Adjudicative facts found by the court are final and will not be reviewed on appeal except in cases where it can be shown that the findings were made on insubstantial evidence or were clearly erroneous.
The following is an example of a State Statute ( Pennsylvania) on Adjudicative Facts:
Pa.R.E. 201 Judicial notice of adjudicative facts
(a) Scope of rule. This rule governs only judicial notice of adjudicative facts.
(b) Kinds of facts. A judicially noticed fact must be one not subject to reasonable dispute in that it is either (1) generally known within the territorial jurisdiction of the trial court or (2) capable of accurate and ready determination by resort to sources whose accuracy cannot reasonably be questioned.
(c) When discretionary. A court may take judicial notice, whether requested or not.
(d) When mandatory. A court shall take judicial notice if requested by a party and supplied with the necessary information.
(e) Opportunity to be heard. A party is entitled upon timely request to an opportunity to be heard as to the propriety of taking judicial notice and the tenor of the matter noticed. In the absence of prior notification, the request may be made after judicial notice has been taken.
(f) Time of taking notice. Judicial notice may be taken at any stage of the proceeding.

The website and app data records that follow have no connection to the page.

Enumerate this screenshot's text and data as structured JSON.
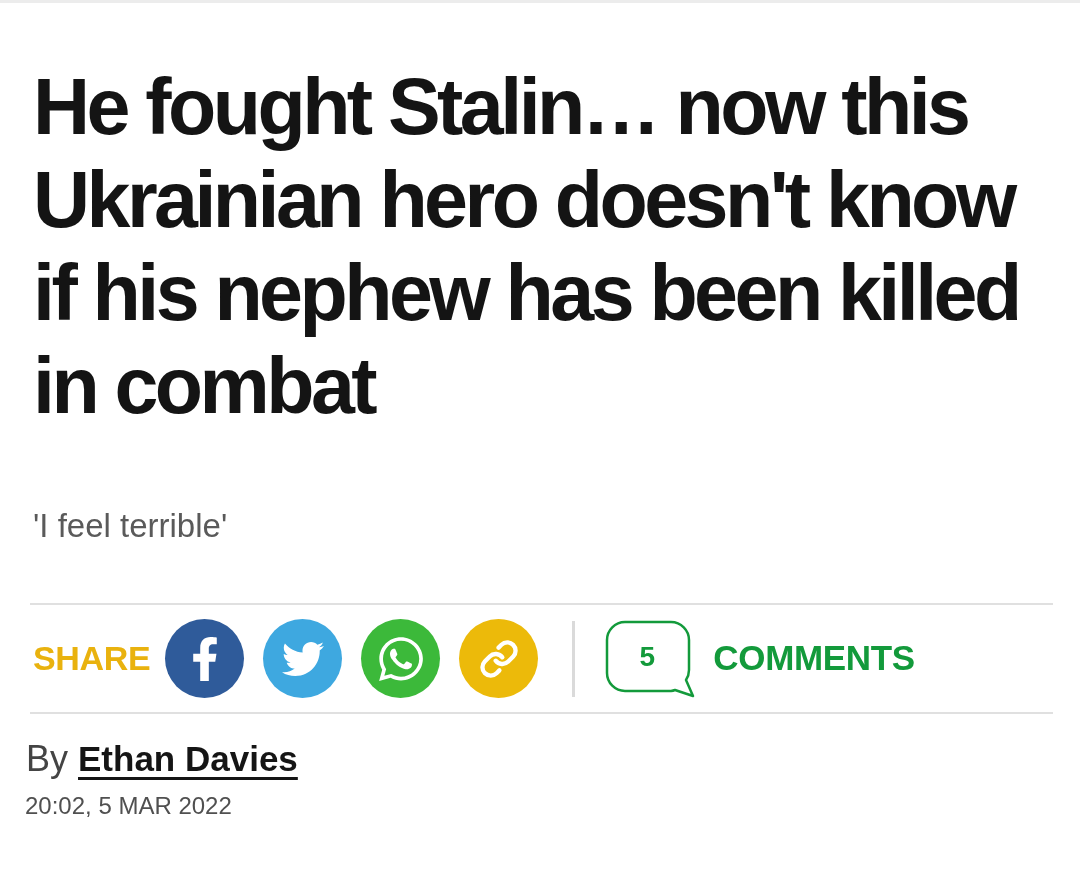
{
  "headline": "He fought Stalin… now this Ukrainian hero doesn't know if his nephew has been killed in combat",
  "standfirst": "'I feel terrible'",
  "share": {
    "label": "SHARE",
    "buttons": [
      {
        "kind": "facebook",
        "color": "#2f5b9a"
      },
      {
        "kind": "twitter",
        "color": "#3ea8e0"
      },
      {
        "kind": "whatsapp",
        "color": "#3cb93a"
      },
      {
        "kind": "link",
        "color": "#ecba0a"
      }
    ]
  },
  "comments": {
    "count": "5",
    "label": "COMMENTS"
  },
  "byline": {
    "prefix": "By",
    "author": "Ethan Davies"
  },
  "timestamp": "20:02, 5 MAR 2022"
}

(g) Instructing jury. The court shall instruct the jury that it may, but is not required to, accept as conclusive, any fact judicially noticed.